[Records contained in a dataset]

•••

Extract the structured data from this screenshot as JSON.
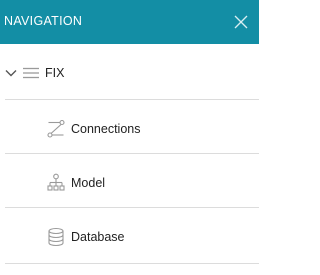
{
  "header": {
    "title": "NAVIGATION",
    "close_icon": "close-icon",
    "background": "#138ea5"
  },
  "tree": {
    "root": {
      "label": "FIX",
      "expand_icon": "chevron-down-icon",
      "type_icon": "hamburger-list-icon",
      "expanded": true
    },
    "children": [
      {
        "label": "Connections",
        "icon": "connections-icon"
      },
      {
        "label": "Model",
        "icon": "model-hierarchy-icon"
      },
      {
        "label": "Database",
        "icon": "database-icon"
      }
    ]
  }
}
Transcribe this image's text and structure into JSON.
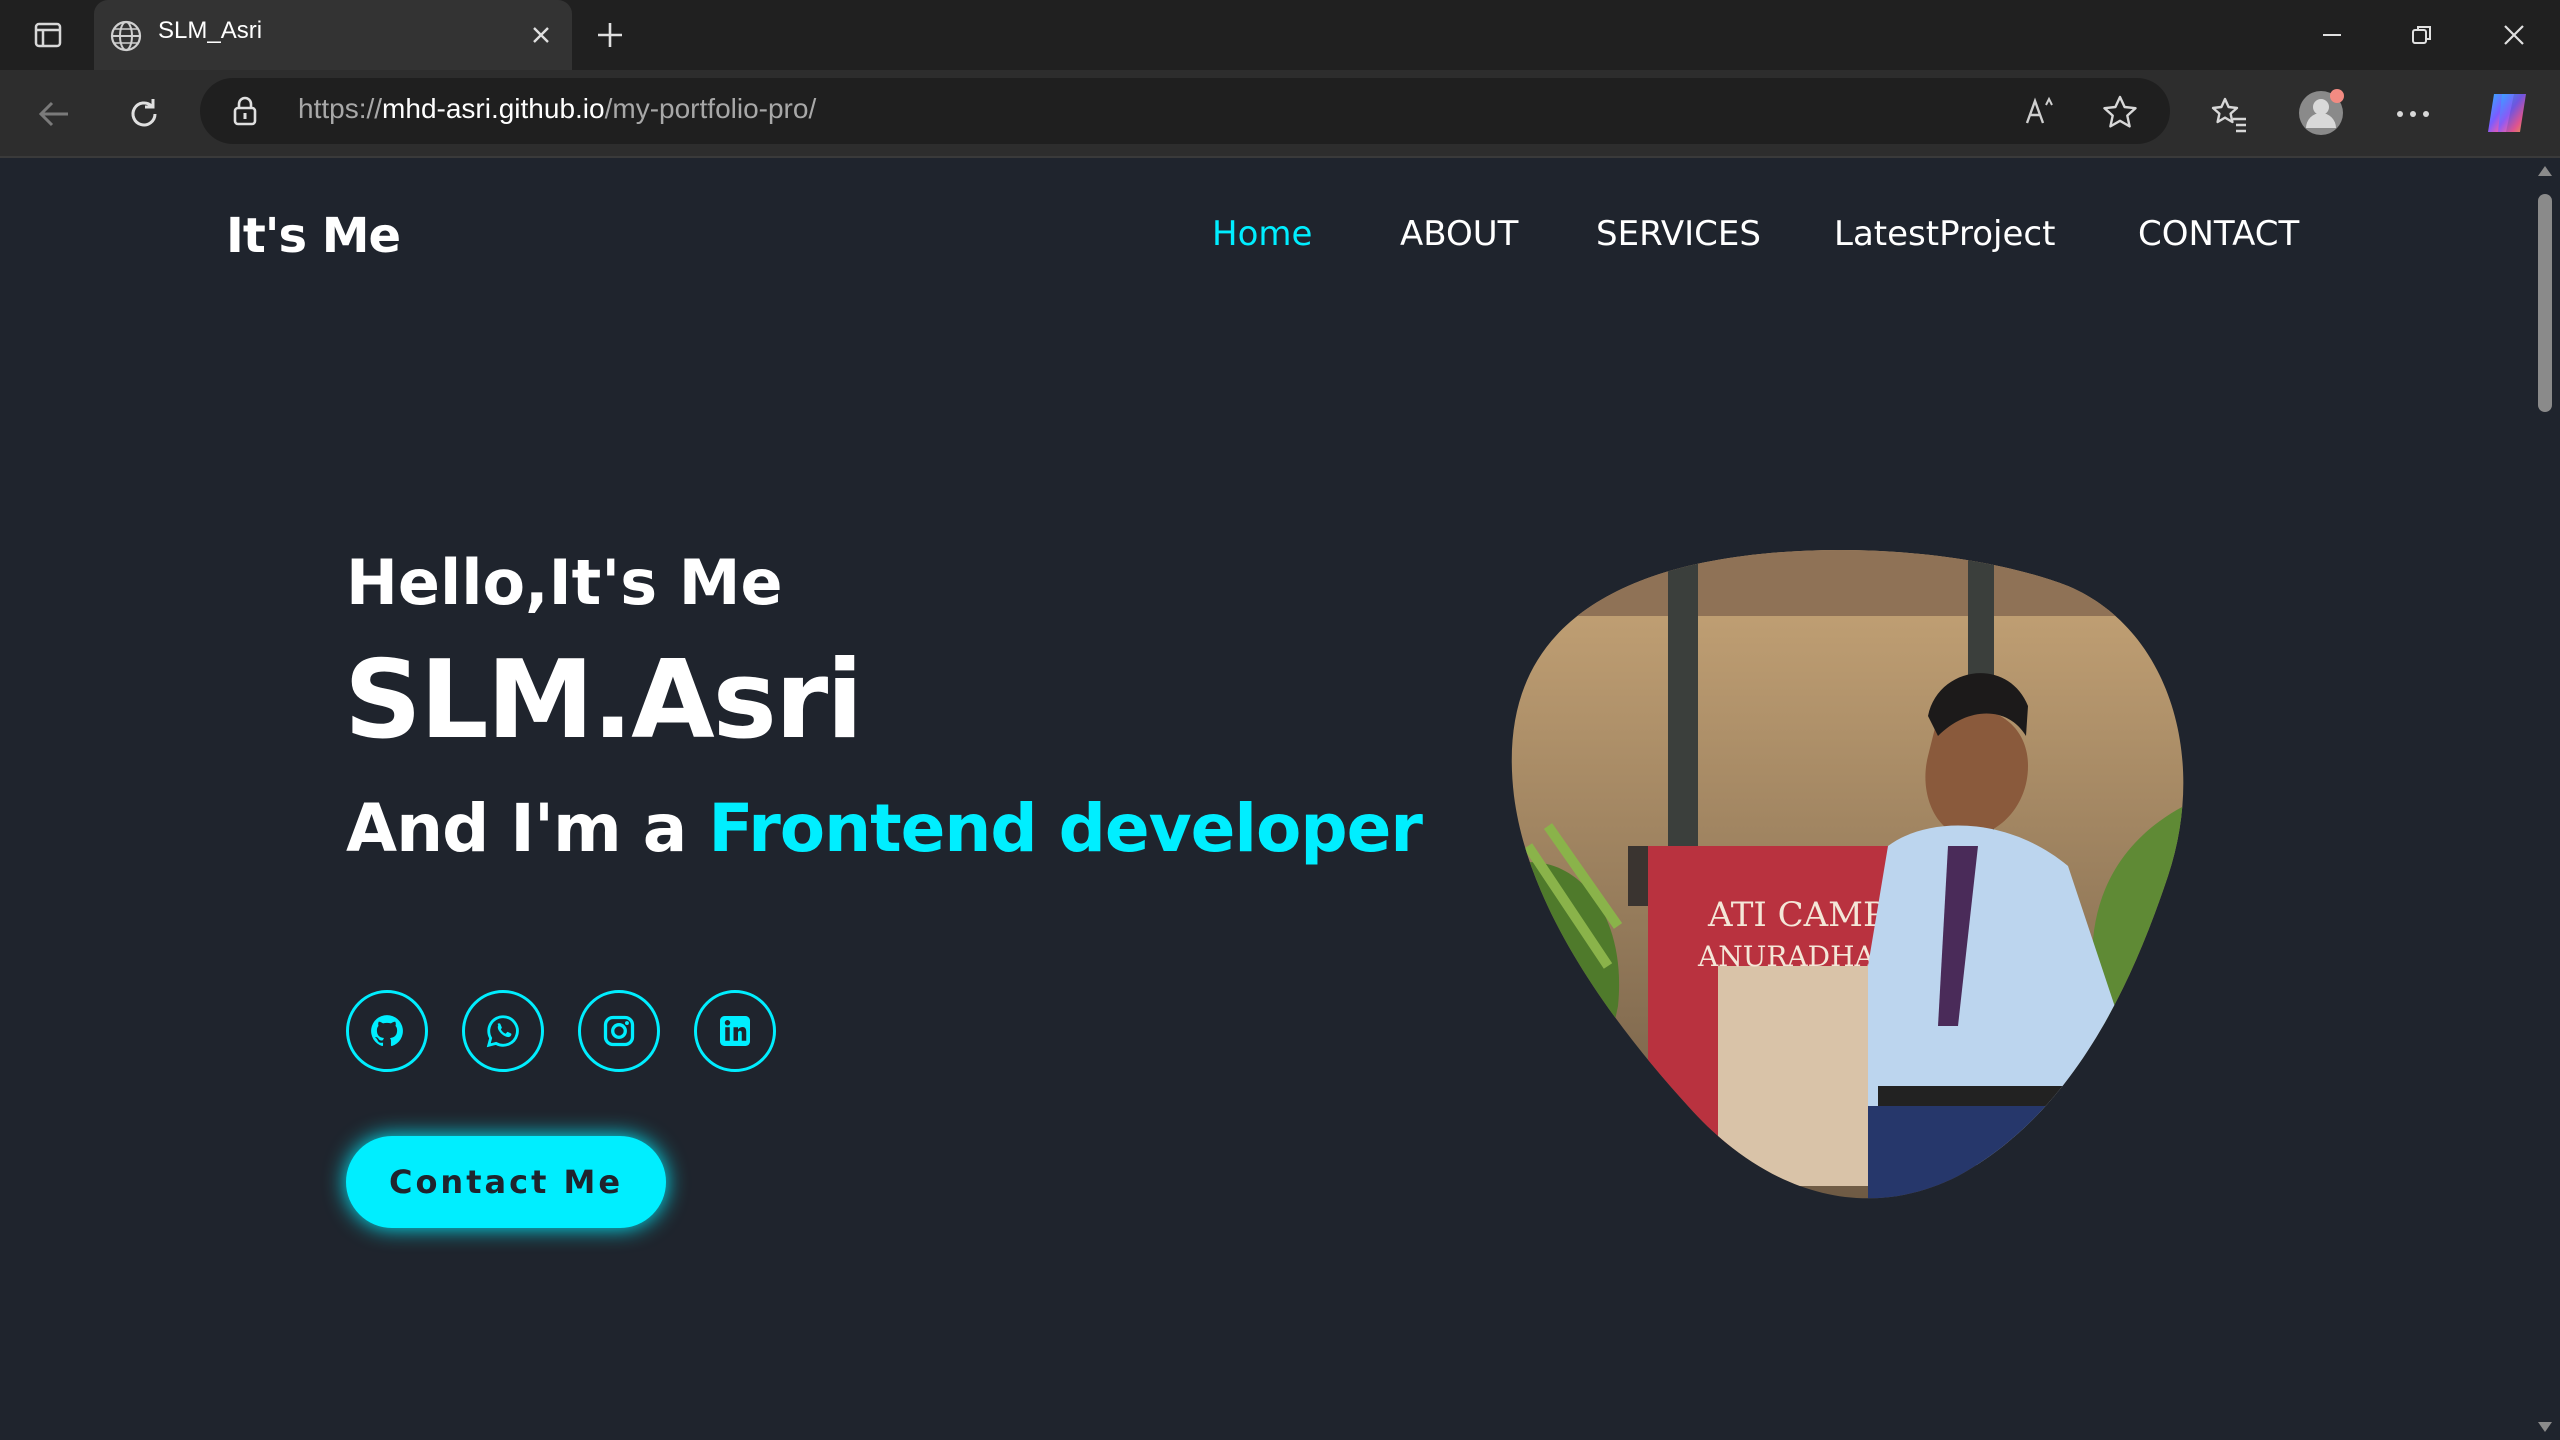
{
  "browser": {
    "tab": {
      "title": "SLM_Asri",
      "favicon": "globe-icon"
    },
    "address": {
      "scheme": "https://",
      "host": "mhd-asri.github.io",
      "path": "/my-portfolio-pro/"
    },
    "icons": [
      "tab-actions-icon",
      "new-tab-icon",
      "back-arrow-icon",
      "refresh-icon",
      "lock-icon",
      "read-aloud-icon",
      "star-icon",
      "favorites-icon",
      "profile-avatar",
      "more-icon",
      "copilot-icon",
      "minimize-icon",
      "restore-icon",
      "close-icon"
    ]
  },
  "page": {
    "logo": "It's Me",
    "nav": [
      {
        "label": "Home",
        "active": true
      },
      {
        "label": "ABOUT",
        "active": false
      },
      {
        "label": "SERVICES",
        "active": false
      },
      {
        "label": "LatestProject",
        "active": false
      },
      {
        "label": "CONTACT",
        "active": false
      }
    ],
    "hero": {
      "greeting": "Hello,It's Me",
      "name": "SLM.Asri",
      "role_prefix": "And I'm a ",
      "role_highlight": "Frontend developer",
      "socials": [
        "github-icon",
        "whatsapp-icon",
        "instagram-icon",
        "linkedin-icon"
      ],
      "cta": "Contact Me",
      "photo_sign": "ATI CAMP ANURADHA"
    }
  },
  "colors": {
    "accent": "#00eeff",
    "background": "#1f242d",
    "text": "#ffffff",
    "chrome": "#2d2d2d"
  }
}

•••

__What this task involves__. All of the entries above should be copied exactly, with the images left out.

__Completed task__.
Extract the structured data from this screenshot as JSON.
{
  "header": {
    "title": "NAVIGATION",
    "close_icon": "close-icon",
    "background": "#138ea5"
  },
  "tree": {
    "root": {
      "label": "FIX",
      "expand_icon": "chevron-down-icon",
      "type_icon": "hamburger-list-icon",
      "expanded": true
    },
    "children": [
      {
        "label": "Connections",
        "icon": "connections-icon"
      },
      {
        "label": "Model",
        "icon": "model-hierarchy-icon"
      },
      {
        "label": "Database",
        "icon": "database-icon"
      }
    ]
  }
}
Transcribe this image's text and structure into JSON.
{
  "browser": {
    "tab": {
      "title": "SLM_Asri",
      "favicon": "globe-icon"
    },
    "address": {
      "scheme": "https://",
      "host": "mhd-asri.github.io",
      "path": "/my-portfolio-pro/"
    },
    "icons": [
      "tab-actions-icon",
      "new-tab-icon",
      "back-arrow-icon",
      "refresh-icon",
      "lock-icon",
      "read-aloud-icon",
      "star-icon",
      "favorites-icon",
      "profile-avatar",
      "more-icon",
      "copilot-icon",
      "minimize-icon",
      "restore-icon",
      "close-icon"
    ]
  },
  "page": {
    "logo": "It's Me",
    "nav": [
      {
        "label": "Home",
        "active": true
      },
      {
        "label": "ABOUT",
        "active": false
      },
      {
        "label": "SERVICES",
        "active": false
      },
      {
        "label": "LatestProject",
        "active": false
      },
      {
        "label": "CONTACT",
        "active": false
      }
    ],
    "hero": {
      "greeting": "Hello,It's Me",
      "name": "SLM.Asri",
      "role_prefix": "And I'm a ",
      "role_highlight": "Frontend developer",
      "socials": [
        "github-icon",
        "whatsapp-icon",
        "instagram-icon",
        "linkedin-icon"
      ],
      "cta": "Contact Me",
      "photo_sign": "ATI CAMP ANURADHA"
    }
  },
  "colors": {
    "accent": "#00eeff",
    "background": "#1f242d",
    "text": "#ffffff",
    "chrome": "#2d2d2d"
  }
}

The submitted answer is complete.